(Dataset excerpts)
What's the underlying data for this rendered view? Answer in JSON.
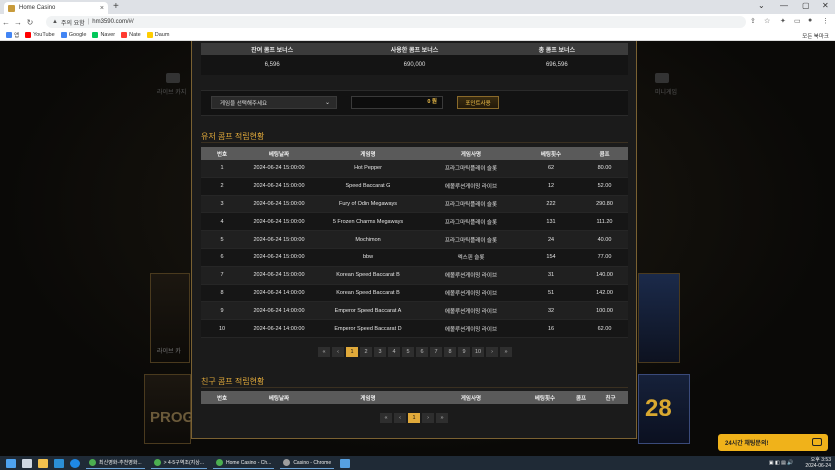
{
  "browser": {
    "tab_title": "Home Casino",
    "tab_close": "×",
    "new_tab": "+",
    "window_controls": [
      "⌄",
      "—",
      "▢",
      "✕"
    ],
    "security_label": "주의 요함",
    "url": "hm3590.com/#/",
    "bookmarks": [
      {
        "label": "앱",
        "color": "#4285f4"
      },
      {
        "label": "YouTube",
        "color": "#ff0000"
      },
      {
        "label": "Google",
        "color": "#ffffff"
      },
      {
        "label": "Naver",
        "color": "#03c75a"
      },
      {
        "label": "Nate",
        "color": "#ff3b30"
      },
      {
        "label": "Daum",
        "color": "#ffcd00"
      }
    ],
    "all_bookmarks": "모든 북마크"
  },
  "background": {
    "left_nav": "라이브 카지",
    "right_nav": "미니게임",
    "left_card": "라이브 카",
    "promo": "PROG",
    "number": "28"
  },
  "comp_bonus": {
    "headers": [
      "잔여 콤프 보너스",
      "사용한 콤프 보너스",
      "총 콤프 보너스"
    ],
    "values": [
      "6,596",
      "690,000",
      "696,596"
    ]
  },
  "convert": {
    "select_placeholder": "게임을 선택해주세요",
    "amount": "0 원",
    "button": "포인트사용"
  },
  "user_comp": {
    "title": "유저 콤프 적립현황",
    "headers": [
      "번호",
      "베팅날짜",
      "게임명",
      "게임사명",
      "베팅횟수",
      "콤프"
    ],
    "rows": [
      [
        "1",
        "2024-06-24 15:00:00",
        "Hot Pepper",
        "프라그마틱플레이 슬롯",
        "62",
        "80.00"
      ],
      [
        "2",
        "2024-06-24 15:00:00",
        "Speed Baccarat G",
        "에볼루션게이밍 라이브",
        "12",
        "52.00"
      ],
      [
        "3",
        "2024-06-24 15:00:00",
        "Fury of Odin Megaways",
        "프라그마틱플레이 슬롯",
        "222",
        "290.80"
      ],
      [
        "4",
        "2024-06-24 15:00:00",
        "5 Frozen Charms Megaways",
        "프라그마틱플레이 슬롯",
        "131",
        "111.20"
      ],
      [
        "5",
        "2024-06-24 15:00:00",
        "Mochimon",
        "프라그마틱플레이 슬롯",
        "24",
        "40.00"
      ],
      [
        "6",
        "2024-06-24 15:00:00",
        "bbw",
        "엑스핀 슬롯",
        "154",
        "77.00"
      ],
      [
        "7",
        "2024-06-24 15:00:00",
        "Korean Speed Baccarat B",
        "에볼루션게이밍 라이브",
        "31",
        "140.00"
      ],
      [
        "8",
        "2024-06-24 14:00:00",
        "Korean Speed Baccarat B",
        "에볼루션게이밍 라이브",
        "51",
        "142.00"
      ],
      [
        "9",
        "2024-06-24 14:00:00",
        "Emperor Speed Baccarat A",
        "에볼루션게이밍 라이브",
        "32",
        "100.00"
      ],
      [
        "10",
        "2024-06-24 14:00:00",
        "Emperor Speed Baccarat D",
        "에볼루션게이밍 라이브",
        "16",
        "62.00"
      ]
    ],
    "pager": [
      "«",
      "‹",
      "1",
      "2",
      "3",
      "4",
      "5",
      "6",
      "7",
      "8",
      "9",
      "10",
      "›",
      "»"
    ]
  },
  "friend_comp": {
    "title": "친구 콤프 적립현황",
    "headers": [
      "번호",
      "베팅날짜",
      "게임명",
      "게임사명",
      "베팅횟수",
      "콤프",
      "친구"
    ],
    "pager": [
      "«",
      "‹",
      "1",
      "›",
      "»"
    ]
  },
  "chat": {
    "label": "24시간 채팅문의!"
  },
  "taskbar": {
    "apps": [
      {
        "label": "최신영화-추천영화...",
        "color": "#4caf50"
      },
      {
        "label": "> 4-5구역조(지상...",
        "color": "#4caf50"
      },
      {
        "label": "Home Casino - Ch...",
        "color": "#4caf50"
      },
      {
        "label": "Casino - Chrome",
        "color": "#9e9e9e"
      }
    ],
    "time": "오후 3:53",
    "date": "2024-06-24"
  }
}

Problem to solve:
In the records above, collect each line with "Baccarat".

Answer for the task:
        "Speed Baccarat G",
        "Korean Speed Baccarat B",
        "Korean Speed Baccarat B",
        "Emperor Speed Baccarat A",
        "Emperor Speed Baccarat D",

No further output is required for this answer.